As I write this in my chambers on March 17th, many area courthouses are closed, and the King County Superior Court is doing its best to remain open in a limited capacity to fill pressing needs for things like protection orders and shelter care for vulnerable children, while also keeping staff and judicial officers safe. Many are working from home where feasible, but we still need judicial officers in the courthouse to serve our community. Especially in times of crisis, people look to the courts for protection. We have been fortunate in the King County Superior Court to have leaders who strive to balance the needs of the public we serve with the needs of those serving. Our judges and staff—from the bailiffs and clerks and administrative support to the facilities and maintenance workers constantly cleaning the door handles—have continued to show up for the community and each other.

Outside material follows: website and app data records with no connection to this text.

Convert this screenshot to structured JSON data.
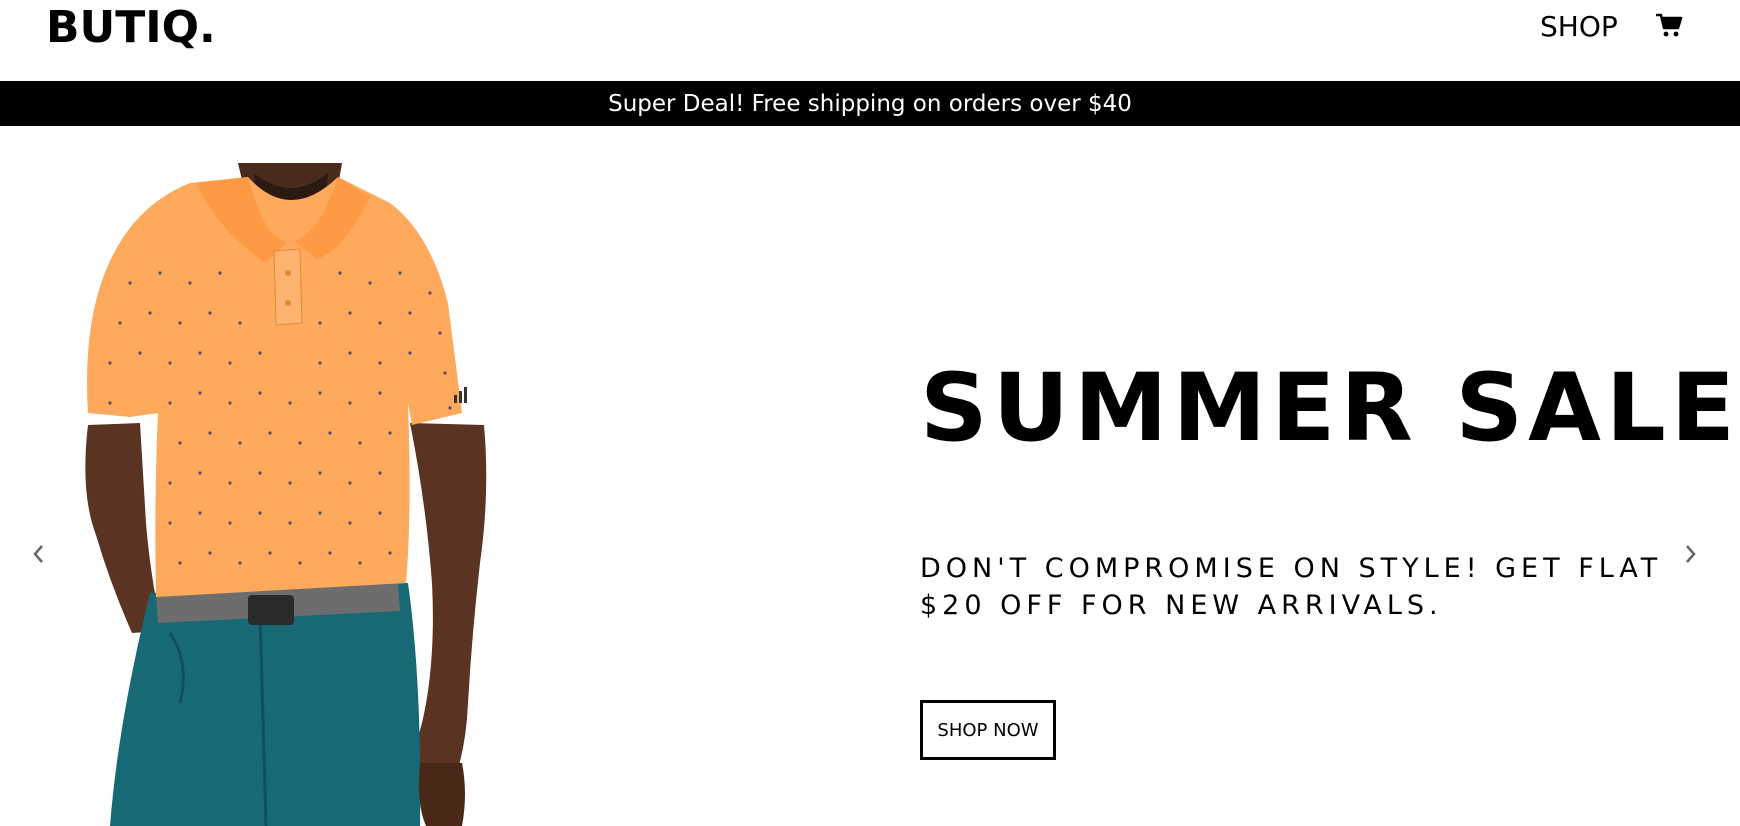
{
  "navbar": {
    "logo": "BUTIQ.",
    "shop_link": "SHOP",
    "cart_icon": "shopping-cart-icon"
  },
  "promo_bar": {
    "text": "Super Deal! Free shipping on orders over $40"
  },
  "hero": {
    "title": "SUMMER SALE.",
    "subtitle": "DON'T COMPROMISE ON STYLE! GET FLAT $20 OFF FOR NEW ARRIVALS.",
    "cta_label": "SHOP NOW",
    "prev_icon": "chevron-left-icon",
    "next_icon": "chevron-right-icon",
    "image": "man-in-orange-polo-shirt-photo"
  },
  "colors": {
    "background": "#ffffff",
    "promo_bar_bg": "#000000",
    "promo_bar_text": "#ffffff",
    "text": "#000000",
    "shirt": "#ffa95c",
    "shorts": "#176a75"
  }
}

On January 21st, officials confirmed the first case of COVID-19 in America about thirty miles north of our courthouse. As of March 16th, there were more than 900 cases in Washington—including 488 cases (nearly 12 percent of all confirmed cases in the U.S.) and 43 deaths (more than half of all deaths in the U.S.) in the County our court serves. The courthouse is quiet, but it’s not empty—it can’t be. Not even in a pandemic.
I give out certificates of appreciation to jurors at the end of every trial. On top of the $10 per day we pay jurors, the certificate isn’t much; I joke that it’s suitable for the refrigerator. The certificate reads in part: “This certificate is awarded in recognition of this valuable service in the Administration of Justice to the people of the State of Washington.” Until now, I’d not given the language much thought. This time, before presenting certificates to the jurors, I added three words: “This certificate is awarded in recognition of this valuable service in the Administration of Justice to the people of the State of Washington, during a pandemic.” The jurors laughed when I read them the language, and we all knew that we’d shared in something special during a trying time in our nation’s history.
The Honorable David Keenan is a Superior Court Judge in King County, Washington, and a judicial advisor for the Civil Jury Project.
 Here, I use the name of the disease—COVID-19—rather than the technical name of the virus—SARS-CoV-2—AKA, Coronavirus.